Your instructions: Pull every line containing "Create" out of the material below.

Data under study:
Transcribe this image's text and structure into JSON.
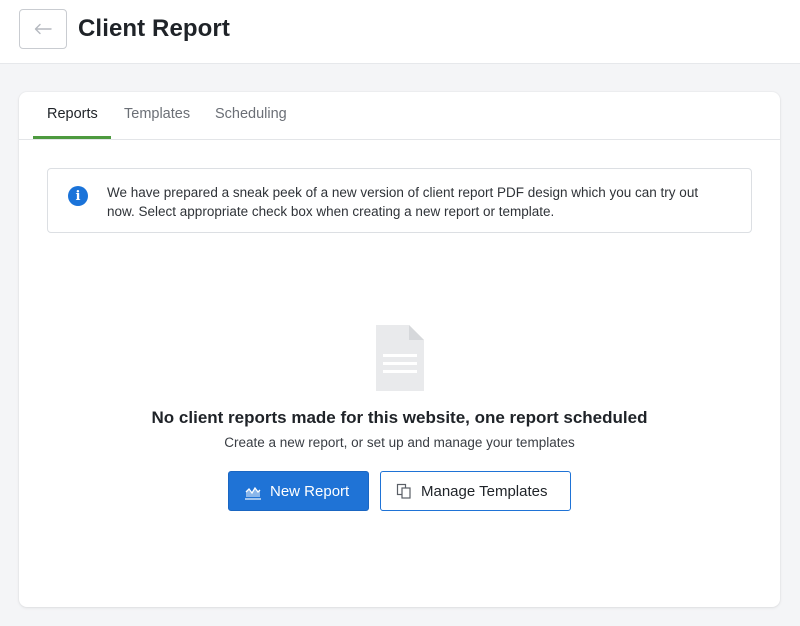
{
  "header": {
    "title": "Client Report",
    "back_icon": "arrow-left-icon"
  },
  "tabs": [
    {
      "label": "Reports",
      "active": true
    },
    {
      "label": "Templates",
      "active": false
    },
    {
      "label": "Scheduling",
      "active": false
    }
  ],
  "info": {
    "icon": "info-icon",
    "text_line1": "We have prepared a sneak peek of a new version of client report PDF design which you can try out",
    "text_line2": "now. Select appropriate check box when creating a new report or template."
  },
  "empty_state": {
    "icon": "document-icon",
    "title": "No client reports made for this website, one report scheduled",
    "subtitle": "Create a new report, or set up and manage your templates"
  },
  "actions": {
    "new_report_label": "New Report",
    "new_report_icon": "chart-icon",
    "manage_templates_label": "Manage Templates",
    "manage_templates_icon": "copy-icon"
  },
  "colors": {
    "accent": "#1f73d6",
    "tab_underline": "#4d9a3f",
    "info_icon": "#1a73d9"
  }
}
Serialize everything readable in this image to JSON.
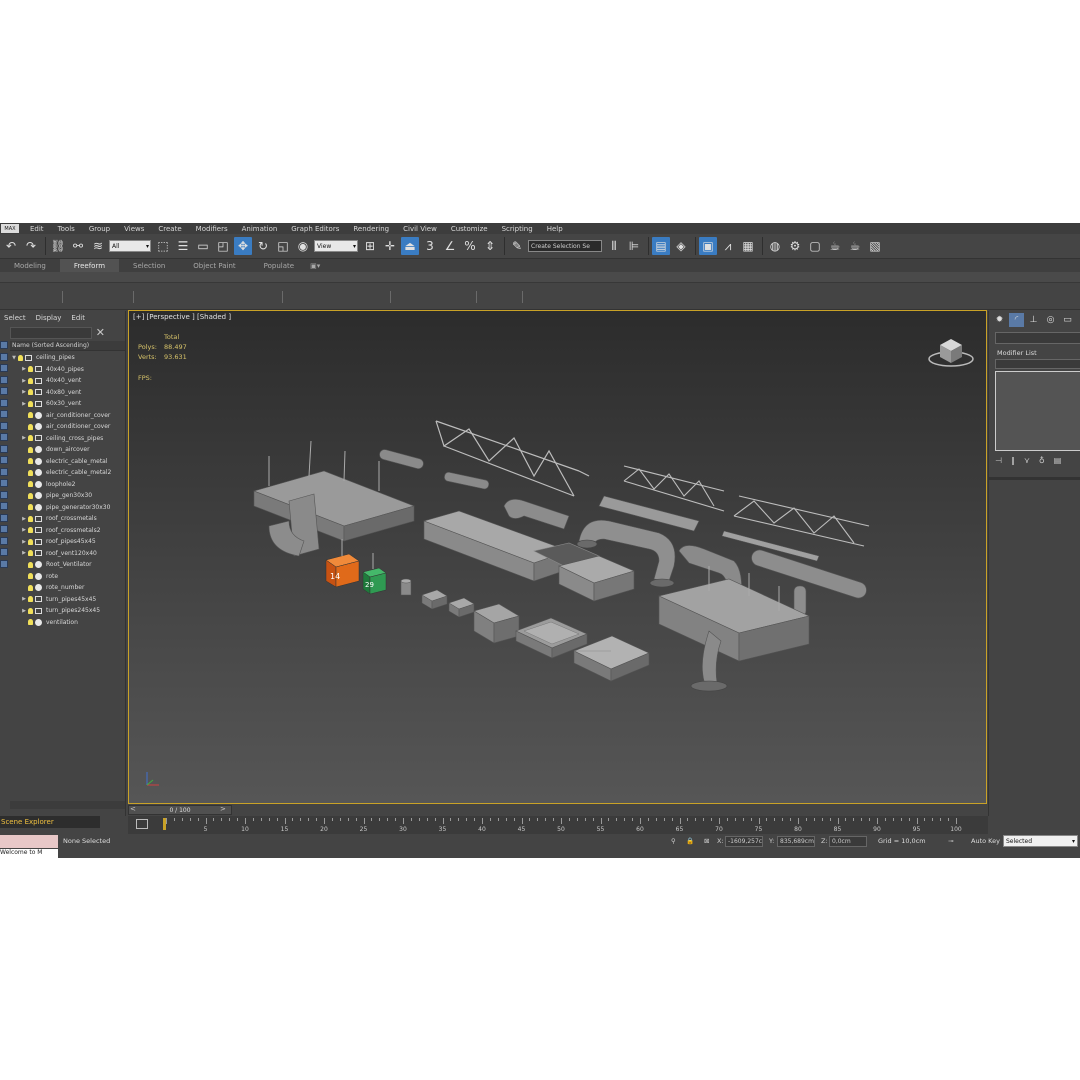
{
  "menu": {
    "logo": "MAX",
    "items": [
      "Edit",
      "Tools",
      "Group",
      "Views",
      "Create",
      "Modifiers",
      "Animation",
      "Graph Editors",
      "Rendering",
      "Civil View",
      "Customize",
      "Scripting",
      "Help"
    ]
  },
  "toolbar": {
    "filter_select": "All",
    "view_select": "View",
    "selection_set": "Create Selection Se"
  },
  "ribbon": {
    "tabs": [
      "Modeling",
      "Freeform",
      "Selection",
      "Object Paint",
      "Populate"
    ],
    "active_tab": "Freeform"
  },
  "scene_explorer": {
    "menu": [
      "Select",
      "Display",
      "Edit"
    ],
    "close_glyph": "✕",
    "column_header": "Name (Sorted Ascending)",
    "items": [
      {
        "name": "ceiling_pipes",
        "level": 0,
        "expanded": true,
        "group": true
      },
      {
        "name": "40x40_pipes",
        "level": 1,
        "arrow": true,
        "group": true
      },
      {
        "name": "40x40_vent",
        "level": 1,
        "arrow": true,
        "group": true
      },
      {
        "name": "40x80_vent",
        "level": 1,
        "arrow": true,
        "group": true
      },
      {
        "name": "60x30_vent",
        "level": 1,
        "arrow": true,
        "group": true
      },
      {
        "name": "air_conditioner_cover",
        "level": 1,
        "arrow": false,
        "group": false
      },
      {
        "name": "air_conditioner_cover",
        "level": 1,
        "arrow": false,
        "group": false
      },
      {
        "name": "ceiling_cross_pipes",
        "level": 1,
        "arrow": true,
        "group": true
      },
      {
        "name": "down_aircover",
        "level": 1,
        "arrow": false,
        "group": false
      },
      {
        "name": "electric_cable_metal",
        "level": 1,
        "arrow": false,
        "group": false
      },
      {
        "name": "electric_cable_metal2",
        "level": 1,
        "arrow": false,
        "group": false
      },
      {
        "name": "loophole2",
        "level": 1,
        "arrow": false,
        "group": false
      },
      {
        "name": "pipe_gen30x30",
        "level": 1,
        "arrow": false,
        "group": false
      },
      {
        "name": "pipe_generator30x30",
        "level": 1,
        "arrow": false,
        "group": false
      },
      {
        "name": "roof_crossmetals",
        "level": 1,
        "arrow": true,
        "group": true
      },
      {
        "name": "roof_crossmetals2",
        "level": 1,
        "arrow": true,
        "group": true
      },
      {
        "name": "roof_pipes45x45",
        "level": 1,
        "arrow": true,
        "group": true
      },
      {
        "name": "roof_vent120x40",
        "level": 1,
        "arrow": true,
        "group": true
      },
      {
        "name": "Root_Ventilator",
        "level": 1,
        "arrow": false,
        "group": false
      },
      {
        "name": "rote",
        "level": 1,
        "arrow": false,
        "group": false
      },
      {
        "name": "rote_number",
        "level": 1,
        "arrow": false,
        "group": false
      },
      {
        "name": "turn_pipes45x45",
        "level": 1,
        "arrow": true,
        "group": true
      },
      {
        "name": "turn_pipes245x45",
        "level": 1,
        "arrow": true,
        "group": true
      },
      {
        "name": "ventilation",
        "level": 1,
        "arrow": false,
        "group": false
      }
    ],
    "tab_label": "Scene Explorer"
  },
  "viewport": {
    "label": "[+] [Perspective ] [Shaded ]",
    "stats": {
      "total_label": "Total",
      "polys_label": "Polys:",
      "polys_value": "88.497",
      "verts_label": "Verts:",
      "verts_value": "93.631",
      "fps_label": "FPS:"
    },
    "box_labels": {
      "orange": "14",
      "green": "29"
    }
  },
  "timeline": {
    "slider": "0 / 100",
    "tick_labels": [
      "5",
      "10",
      "15",
      "20",
      "25",
      "30",
      "35",
      "40",
      "45",
      "50",
      "55",
      "60",
      "65",
      "70",
      "75",
      "80",
      "85",
      "90",
      "95",
      "100"
    ]
  },
  "statusbar": {
    "maxscript": "Welcome to M",
    "message": "None Selected",
    "x_label": "X:",
    "x_value": "-1609,257c",
    "y_label": "Y:",
    "y_value": "835,689cm",
    "z_label": "Z:",
    "z_value": "0,0cm",
    "grid": "Grid = 10,0cm",
    "autokey": "Auto Key",
    "selected": "Selected"
  },
  "command_panel": {
    "modifier_list_label": "Modifier List"
  },
  "colors": {
    "accent_blue": "#3a7cc2",
    "viewport_border": "#c9a227",
    "stats_text": "#d8c46a",
    "orange_box": "#e06a1a",
    "green_box": "#2f9a52"
  }
}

The completed task:
    "subtitle": "Create a new report, or set up and manage your templates"
      "Create",
    "selection_set": "Create Selection Se"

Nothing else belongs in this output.